We get a lot of calls in the office from people who tell us they have an uncontested divorce. Truth is, they don’t all have uncontested divorces, for lots of different reasons that we’re not going to go into today. But that brings me to this question -what is an uncontested divorce? Is it the same as Agreed Divorce? And, why does it matter?
There are two ways to have an uncontested divorce. One way to have an uncontested divorce is to have a situation where both husband and wife agree on everything – EVERYTHING. Everything, in an uncontested divorce, means that they both want the divorce, both agree to the property division (who takes what), both agree to the terms regarding liabilities and debts (who is responsible for what and who is going to pay what), both agree to all of the child sections including possession schedule and times and child support, and anything else that they agree to, and want to include in the decree like spousal maintenance or international travel requirements.
The other way to have an uncontested divorce is when one party is in default and is not contesting the divorce. Default is when someone is served with citation (formal notice of the divorce that contains a deadline to appear in the case) and doesn’t appear in the divorce case by filing pleadings in response to the service by the deadline or otherwise not making a required appearance in the divorce case. Some of the divorce pleadings that could be filed after being served with citation in divorce are an Answer, an Answer with an Original Counterpetition or another pleading in which they make an appearance.
When you have an uncontested divorce, you may not have any divorce issues that you disagree with your soon to be ex-spouse about in the divorce. You may not need temporary hearings or to get temporary orders during the divorce. And, sometimes with uncontested divorces they can be finished very quickly and that means they can be much less expensive. And, rarely when everything moves really smoothly, an uncontested divorce can finish right after the waiting period is over – on day 61 after filing the Original Petition for Divorce.
However, sometimes an uncontested divorce is when both spouses in a divorce agree that the divorce is the right choice, but don’t agree about anything else. And, every other divorce issue or divorce question is an area that the spouses disagree.
So there could be benefits to an uncontested divorce, but there’s a chance there could still be divorce issues and divorce areas to work toward an divorce agreement or divorce settlement.

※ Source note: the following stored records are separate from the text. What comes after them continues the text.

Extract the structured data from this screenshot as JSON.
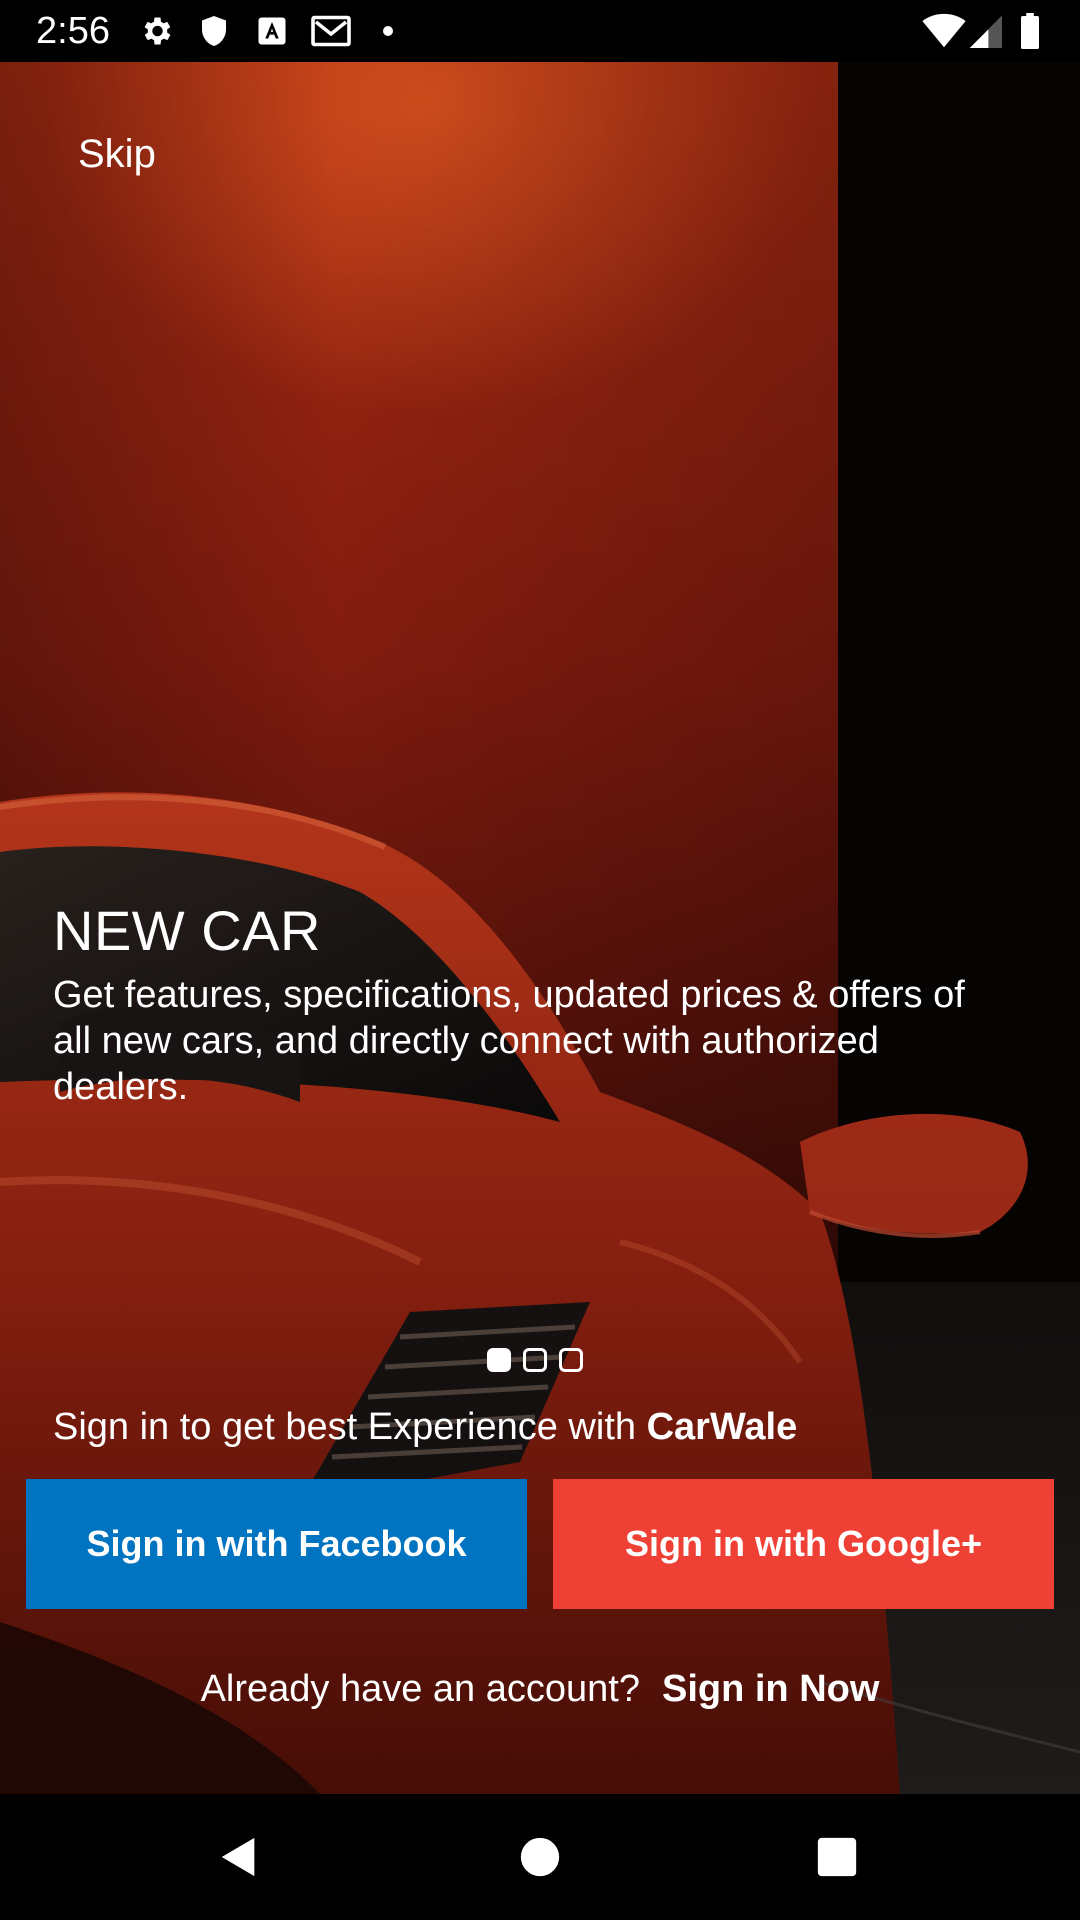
{
  "status_bar": {
    "time": "2:56",
    "icons": [
      "gear-icon",
      "shield-icon",
      "font-a-icon",
      "gmail-icon",
      "dot-icon",
      "wifi-icon",
      "signal-icon",
      "battery-icon"
    ]
  },
  "onboarding": {
    "skip_label": "Skip",
    "title": "NEW CAR",
    "description": "Get features, specifications, updated prices & offers of all new cars, and directly connect with authorized dealers.",
    "pages": {
      "count": 3,
      "current": 1
    }
  },
  "signin": {
    "prompt_prefix": "Sign in to get best Experience with ",
    "prompt_brand": "CarWale",
    "facebook_label": "Sign in with Facebook",
    "google_label": "Sign in with Google+",
    "account_question": "Already have an account?",
    "signin_now_label": "Sign in Now"
  },
  "colors": {
    "facebook": "#0073c1",
    "google": "#ef4036",
    "background": "#000000"
  },
  "nav_bar": {
    "icons": [
      "back-icon",
      "home-icon",
      "recents-icon"
    ]
  }
}
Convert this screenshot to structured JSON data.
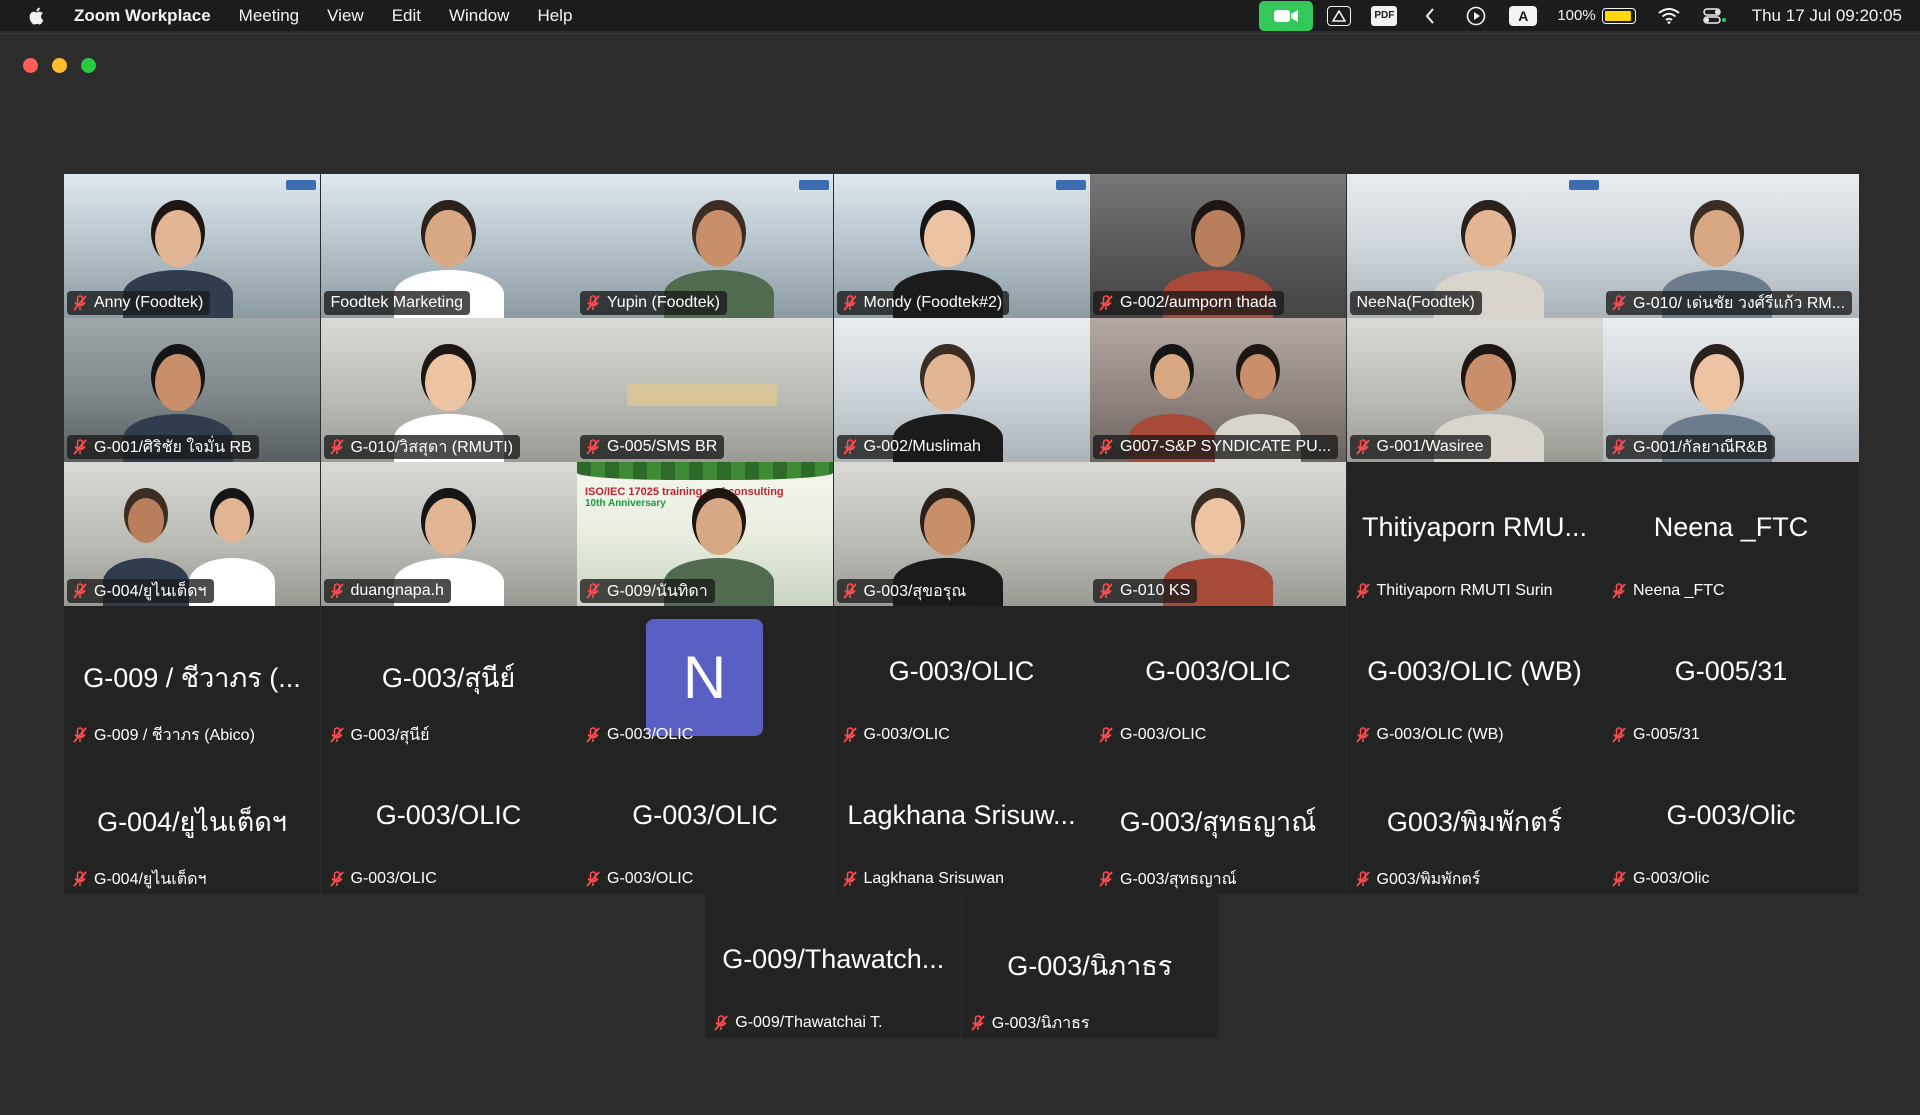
{
  "menubar": {
    "app_name": "Zoom Workplace",
    "menus": [
      "Meeting",
      "View",
      "Edit",
      "Window",
      "Help"
    ],
    "status_icons": [
      "zoom-camera-icon",
      "drive-icon",
      "pdf-icon",
      "chevron-left-icon",
      "play-icon",
      "input-source-icon",
      "battery-icon",
      "wifi-icon",
      "control-center-icon"
    ],
    "pdf_label": "PDF",
    "input_label": "A",
    "battery_percent": "100%",
    "datetime": "Thu 17 Jul  09:20:05",
    "accent_green": "#34c759"
  },
  "gallery": {
    "active_speaker_color": "#2fb24c",
    "avatar_color": "#5a5fc4",
    "row1": [
      {
        "name": "Anny (Foodtek)",
        "muted": true
      },
      {
        "name": "Foodtek Marketing",
        "muted": false
      },
      {
        "name": "Yupin (Foodtek)",
        "muted": true
      },
      {
        "name": "Mondy (Foodtek#2)",
        "muted": true
      },
      {
        "name": "G-002/aumporn thada",
        "muted": true
      },
      {
        "name": "NeeNa(Foodtek)",
        "muted": false
      },
      {
        "name": "G-010/ เด่นชัย วงศ์รีแก้ว RM...",
        "muted": true
      }
    ],
    "row2": [
      {
        "name": "G-001/ศิริชัย ใจมั่น RB",
        "muted": true
      },
      {
        "name": "G-010/วิสสุดา (RMUTI)",
        "muted": true
      },
      {
        "name": "G-005/SMS BR",
        "muted": true
      },
      {
        "name": "G-002/Muslimah",
        "muted": true
      },
      {
        "name": "G007-S&P SYNDICATE PU...",
        "muted": true
      },
      {
        "name": "G-001/Wasiree",
        "muted": true
      },
      {
        "name": "G-001/กัลยาณีR&B",
        "muted": true
      }
    ],
    "row3": [
      {
        "name": "G-004/ยูไนเต็ดฯ",
        "muted": true
      },
      {
        "name": "duangnapa.h",
        "muted": true
      },
      {
        "name": "G-009/นันทิดา",
        "muted": true,
        "banner_line1": "ISO/IEC 17025 training and consulting",
        "banner_line2": "10th Anniversary"
      },
      {
        "name": "G-003/สุขอรุณ",
        "muted": true
      },
      {
        "name": "G-010 KS",
        "muted": true
      },
      {
        "big": "Thitiyaporn RMU...",
        "name": "Thitiyaporn RMUTI Surin",
        "muted": true
      },
      {
        "big": "Neena _FTC",
        "name": "Neena _FTC",
        "muted": true
      }
    ],
    "row4": [
      {
        "big": "G-009 / ชีวาภร (...",
        "name": "G-009 / ชีวาภร (Abico)",
        "muted": true
      },
      {
        "big": "G-003/สุนีย์",
        "name": "G-003/สุนีย์",
        "muted": true
      },
      {
        "initial": "N",
        "name": "G-003/OLIC",
        "muted": true
      },
      {
        "big": "G-003/OLIC",
        "name": "G-003/OLIC",
        "muted": true
      },
      {
        "big": "G-003/OLIC",
        "name": "G-003/OLIC",
        "muted": true
      },
      {
        "big": "G-003/OLIC (WB)",
        "name": "G-003/OLIC (WB)",
        "muted": true
      },
      {
        "big": "G-005/31",
        "name": "G-005/31",
        "muted": true
      }
    ],
    "row5": [
      {
        "big": "G-004/ยูไนเต็ดฯ",
        "name": "G-004/ยูไนเต็ดฯ",
        "muted": true
      },
      {
        "big": "G-003/OLIC",
        "name": "G-003/OLIC",
        "muted": true
      },
      {
        "big": "G-003/OLIC",
        "name": "G-003/OLIC",
        "muted": true
      },
      {
        "big": "Lagkhana Srisuw...",
        "name": "Lagkhana Srisuwan",
        "muted": true
      },
      {
        "big": "G-003/สุทธญาณ์",
        "name": "G-003/สุทธญาณ์",
        "muted": true
      },
      {
        "big": "G003/พิมพักตร์",
        "name": "G003/พิมพักตร์",
        "muted": true
      },
      {
        "big": "G-003/Olic",
        "name": "G-003/Olic",
        "muted": true
      }
    ],
    "row6": [
      {
        "big": "G-009/Thawatch...",
        "name": "G-009/Thawatchai T.",
        "muted": true
      },
      {
        "big": "G-003/นิภาธร",
        "name": "G-003/นิภาธร",
        "muted": true
      }
    ]
  }
}
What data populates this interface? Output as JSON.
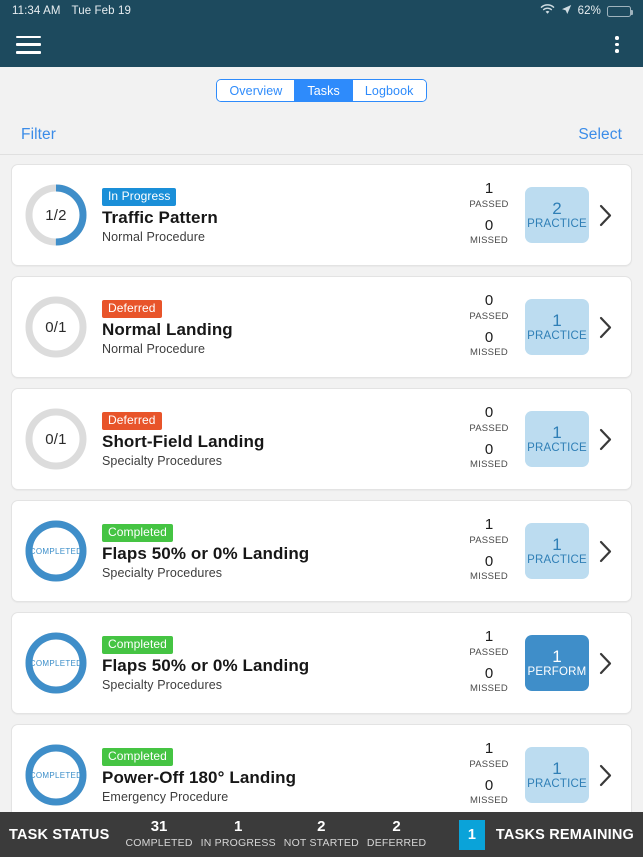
{
  "status_bar": {
    "time": "11:34 AM",
    "date": "Tue Feb 19",
    "battery_percent": "62%",
    "wifi_icon": "wifi-icon",
    "location_icon": "location-arrow-icon",
    "battery_icon": "battery-icon"
  },
  "navbar": {
    "menu_icon": "hamburger-menu-icon",
    "overflow_icon": "kebab-menu-icon",
    "background": "#1d4a5e"
  },
  "segmented": {
    "items": [
      {
        "label": "Overview",
        "active": false
      },
      {
        "label": "Tasks",
        "active": true
      },
      {
        "label": "Logbook",
        "active": false
      }
    ],
    "accent": "#2e8bfb"
  },
  "toolbar": {
    "filter_label": "Filter",
    "select_label": "Select",
    "link_color": "#3b8ce8"
  },
  "colors": {
    "badge_in_progress": "#1a8fd8",
    "badge_deferred": "#e8542a",
    "badge_completed": "#45c443",
    "ring_filled": "#3f8ec9",
    "ring_track": "#dcdcdc",
    "practice_bg": "#bcdcf0",
    "perform_bg": "#3f8ec9"
  },
  "tasks": [
    {
      "ring_text": "1/2",
      "ring_progress": 0.5,
      "ring_state": "partial",
      "badge": {
        "label": "In Progress",
        "type": "in_progress"
      },
      "title": "Traffic Pattern",
      "subtitle": "Normal Procedure",
      "passed": "1",
      "passed_label": "PASSED",
      "missed": "0",
      "missed_label": "MISSED",
      "action": {
        "count": "2",
        "label": "PRACTICE",
        "type": "practice"
      }
    },
    {
      "ring_text": "0/1",
      "ring_progress": 0,
      "ring_state": "empty",
      "badge": {
        "label": "Deferred",
        "type": "deferred"
      },
      "title": "Normal Landing",
      "subtitle": "Normal Procedure",
      "passed": "0",
      "passed_label": "PASSED",
      "missed": "0",
      "missed_label": "MISSED",
      "action": {
        "count": "1",
        "label": "PRACTICE",
        "type": "practice"
      }
    },
    {
      "ring_text": "0/1",
      "ring_progress": 0,
      "ring_state": "empty",
      "badge": {
        "label": "Deferred",
        "type": "deferred"
      },
      "title": "Short-Field Landing",
      "subtitle": "Specialty Procedures",
      "passed": "0",
      "passed_label": "PASSED",
      "missed": "0",
      "missed_label": "MISSED",
      "action": {
        "count": "1",
        "label": "PRACTICE",
        "type": "practice"
      }
    },
    {
      "ring_text": "COMPLETED",
      "ring_progress": 1,
      "ring_state": "complete",
      "badge": {
        "label": "Completed",
        "type": "completed"
      },
      "title": "Flaps 50% or 0% Landing",
      "subtitle": "Specialty Procedures",
      "passed": "1",
      "passed_label": "PASSED",
      "missed": "0",
      "missed_label": "MISSED",
      "action": {
        "count": "1",
        "label": "PRACTICE",
        "type": "practice"
      }
    },
    {
      "ring_text": "COMPLETED",
      "ring_progress": 1,
      "ring_state": "complete",
      "badge": {
        "label": "Completed",
        "type": "completed"
      },
      "title": "Flaps 50% or 0% Landing",
      "subtitle": "Specialty Procedures",
      "passed": "1",
      "passed_label": "PASSED",
      "missed": "0",
      "missed_label": "MISSED",
      "action": {
        "count": "1",
        "label": "PERFORM",
        "type": "perform"
      }
    },
    {
      "ring_text": "COMPLETED",
      "ring_progress": 1,
      "ring_state": "complete",
      "badge": {
        "label": "Completed",
        "type": "completed"
      },
      "title": "Power-Off 180° Landing",
      "subtitle": "Emergency Procedure",
      "passed": "1",
      "passed_label": "PASSED",
      "missed": "0",
      "missed_label": "MISSED",
      "action": {
        "count": "1",
        "label": "PRACTICE",
        "type": "practice"
      }
    }
  ],
  "bottom_bar": {
    "title": "TASK STATUS",
    "stats": [
      {
        "num": "31",
        "cap": "COMPLETED"
      },
      {
        "num": "1",
        "cap": "IN PROGRESS"
      },
      {
        "num": "2",
        "cap": "NOT STARTED"
      },
      {
        "num": "2",
        "cap": "DEFERRED"
      }
    ],
    "remaining_count": "1",
    "remaining_label": "TASKS REMAINING",
    "badge_color": "#0aa3d9"
  }
}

And, as always, find an experienced divorce attorney or family law attorney to work with you.
Call today to set up an consultation with Jill O’Connell, Esq. about uncontested divorce or agreed divorce, 972-203-6644.